Edited by Kelly Maile

The California Department of Resources Recycling and Recovery awarded $8.2 million in grants to 30 communities that are using recycled tires for road upgrades and civil engineering projects.

According to the department, projects supported by CalRecycle’s Rubberized Pavement and Tire-Derived Aggregate grant programs help California use some of the 48 million scrap tires managed in the state each year.

“These public works projects help keep California scrap tires out of our landfills and promote local markets for recycled tire products,” CalRecycle Director Scott Smithline says. “CalRecycle’s grant programs turn our old tires into a resource to make our communities safer and reduce local costs for infrastructure projects.”

Napa County was awarded $510,082 to use about 4,000 tons of tire-derived aggregate in place of conventional construction material for civil engineering projects. The properties of scrap tires allow for “free-draining, lightweight and typically less expensive solutions” for these types of projects.

Thirty communities were awarded gants for road repair and resurfacing projects that use recycled tires.

Rubberized asphalt concrete, which is made by blending ground tire rubber with asphalt binder, is “ideal for high-traffic areas," uses approximately 2,000 recycled tires per lane mile, lasts up to 50 percent longer and can reduce road noise, the department says.
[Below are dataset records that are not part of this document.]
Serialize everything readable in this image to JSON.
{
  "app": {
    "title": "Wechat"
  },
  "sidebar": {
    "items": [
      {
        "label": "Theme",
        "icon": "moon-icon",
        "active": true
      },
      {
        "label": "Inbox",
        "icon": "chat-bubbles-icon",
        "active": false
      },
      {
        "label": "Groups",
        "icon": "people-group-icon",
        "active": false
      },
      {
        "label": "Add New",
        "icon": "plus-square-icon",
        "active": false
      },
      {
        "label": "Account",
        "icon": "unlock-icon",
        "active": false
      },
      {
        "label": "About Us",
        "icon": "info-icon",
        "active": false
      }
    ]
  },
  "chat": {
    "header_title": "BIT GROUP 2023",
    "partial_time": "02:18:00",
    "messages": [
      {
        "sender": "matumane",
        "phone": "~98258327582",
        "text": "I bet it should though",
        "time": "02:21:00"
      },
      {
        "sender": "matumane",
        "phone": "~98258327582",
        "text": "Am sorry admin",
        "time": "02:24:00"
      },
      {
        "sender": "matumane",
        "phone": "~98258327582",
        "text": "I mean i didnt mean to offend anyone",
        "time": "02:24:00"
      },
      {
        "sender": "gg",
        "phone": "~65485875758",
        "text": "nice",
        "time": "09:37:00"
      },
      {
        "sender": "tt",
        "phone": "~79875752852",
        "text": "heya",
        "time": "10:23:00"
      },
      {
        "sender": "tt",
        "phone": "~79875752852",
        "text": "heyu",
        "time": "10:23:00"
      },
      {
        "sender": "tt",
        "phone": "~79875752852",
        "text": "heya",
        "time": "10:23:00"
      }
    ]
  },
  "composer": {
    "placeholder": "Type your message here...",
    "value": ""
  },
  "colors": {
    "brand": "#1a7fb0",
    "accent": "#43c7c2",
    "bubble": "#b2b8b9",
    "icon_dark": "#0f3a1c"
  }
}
Grants are funded through a portion of the $1.75 fee consumers pay on each new tire purchased in California.